On Sunday 17 December 1939 she wrote: 'We ate too much hare pie last night; & I read Freud on Groups [...] I'm reading Ricketts['s] diary -- all about the war the last war; & the Herbert diaries & ... yes, Dadie's Shakespeare, & notes overflow into my 2 books.'

Woolf was reading Self Portrait, Taken from the Letters & Journals of Charles Ricketts, RA that had been published only a fortnight earlier on 7 December 1939.

The database has separate entries for each book mentioned by Woolf, and they contain details about the reading experience, the reader, the book (not including the date of publication) and the source information. One can browse by reader, author and reading group. Ricketts as a reader has not yet been processed. His diaries are the perfect source for this. Woolf is not mentioned in Ricketts's published diary notes that were selected by Thomas Sturge Moore for Self Portrait.

This is the UK RED; other REDs are in preparation for Australia, Canada, The Netherlands, and New Zealand. Obviously, a lot of work is involved in gathering the data, so volunteers are requested to come forward. 

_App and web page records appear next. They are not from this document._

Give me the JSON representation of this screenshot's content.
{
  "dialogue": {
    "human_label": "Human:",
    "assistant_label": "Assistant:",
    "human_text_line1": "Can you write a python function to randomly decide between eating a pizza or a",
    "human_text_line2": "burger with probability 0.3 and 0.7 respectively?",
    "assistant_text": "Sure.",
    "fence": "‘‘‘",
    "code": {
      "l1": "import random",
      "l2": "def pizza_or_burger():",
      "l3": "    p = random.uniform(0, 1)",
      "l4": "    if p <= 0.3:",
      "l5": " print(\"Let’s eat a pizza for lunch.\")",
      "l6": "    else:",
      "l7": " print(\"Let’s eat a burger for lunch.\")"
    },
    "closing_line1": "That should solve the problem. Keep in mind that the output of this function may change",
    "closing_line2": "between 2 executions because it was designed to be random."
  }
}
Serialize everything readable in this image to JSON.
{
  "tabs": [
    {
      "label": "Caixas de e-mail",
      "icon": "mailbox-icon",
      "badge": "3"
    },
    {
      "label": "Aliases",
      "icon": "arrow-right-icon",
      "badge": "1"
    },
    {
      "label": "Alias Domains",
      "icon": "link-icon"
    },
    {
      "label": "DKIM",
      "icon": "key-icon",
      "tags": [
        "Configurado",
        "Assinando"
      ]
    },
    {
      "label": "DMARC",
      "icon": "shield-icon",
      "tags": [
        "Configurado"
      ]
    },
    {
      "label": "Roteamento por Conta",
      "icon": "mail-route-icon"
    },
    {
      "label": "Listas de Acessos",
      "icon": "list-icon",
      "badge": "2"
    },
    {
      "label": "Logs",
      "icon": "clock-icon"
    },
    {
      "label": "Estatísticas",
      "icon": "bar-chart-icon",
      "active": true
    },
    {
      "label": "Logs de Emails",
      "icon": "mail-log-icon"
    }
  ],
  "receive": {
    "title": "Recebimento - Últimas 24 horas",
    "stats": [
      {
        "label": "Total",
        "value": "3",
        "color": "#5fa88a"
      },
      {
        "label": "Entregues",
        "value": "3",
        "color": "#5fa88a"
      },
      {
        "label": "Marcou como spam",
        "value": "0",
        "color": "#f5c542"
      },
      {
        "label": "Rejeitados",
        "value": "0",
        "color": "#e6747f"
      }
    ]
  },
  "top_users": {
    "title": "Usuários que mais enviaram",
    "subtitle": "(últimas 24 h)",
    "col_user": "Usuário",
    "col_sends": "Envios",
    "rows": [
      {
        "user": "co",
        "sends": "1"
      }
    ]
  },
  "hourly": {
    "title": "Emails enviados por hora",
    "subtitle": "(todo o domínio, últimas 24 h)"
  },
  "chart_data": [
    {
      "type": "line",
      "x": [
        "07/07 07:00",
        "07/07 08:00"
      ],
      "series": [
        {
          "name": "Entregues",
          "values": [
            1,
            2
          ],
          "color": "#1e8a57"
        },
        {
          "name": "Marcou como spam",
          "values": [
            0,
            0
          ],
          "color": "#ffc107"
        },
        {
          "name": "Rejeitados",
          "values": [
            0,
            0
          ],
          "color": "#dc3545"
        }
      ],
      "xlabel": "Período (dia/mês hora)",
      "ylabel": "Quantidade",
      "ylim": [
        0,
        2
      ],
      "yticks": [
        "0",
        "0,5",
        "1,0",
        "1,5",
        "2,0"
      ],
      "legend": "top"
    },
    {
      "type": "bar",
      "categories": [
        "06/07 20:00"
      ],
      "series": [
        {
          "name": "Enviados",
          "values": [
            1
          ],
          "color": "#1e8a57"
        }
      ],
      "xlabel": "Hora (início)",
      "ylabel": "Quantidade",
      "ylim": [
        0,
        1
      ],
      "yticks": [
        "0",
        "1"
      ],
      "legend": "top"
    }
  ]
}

The introduction tells you how to contribute to RED UK, and specifically says: 'Anyone interested in working on a particular individual who lived in or visited Britain during the period 1450-1945 and who left letters, diaries, annotated books, autobiographies etc. which contain references to their reading should get in touch with one of the RED directors listed below. Follow this link for a list of famous readers whose experiences have not yet been entered into the database'. RED is looking for volunteers to work their way systematically through such materials in order to record evidence of reading.'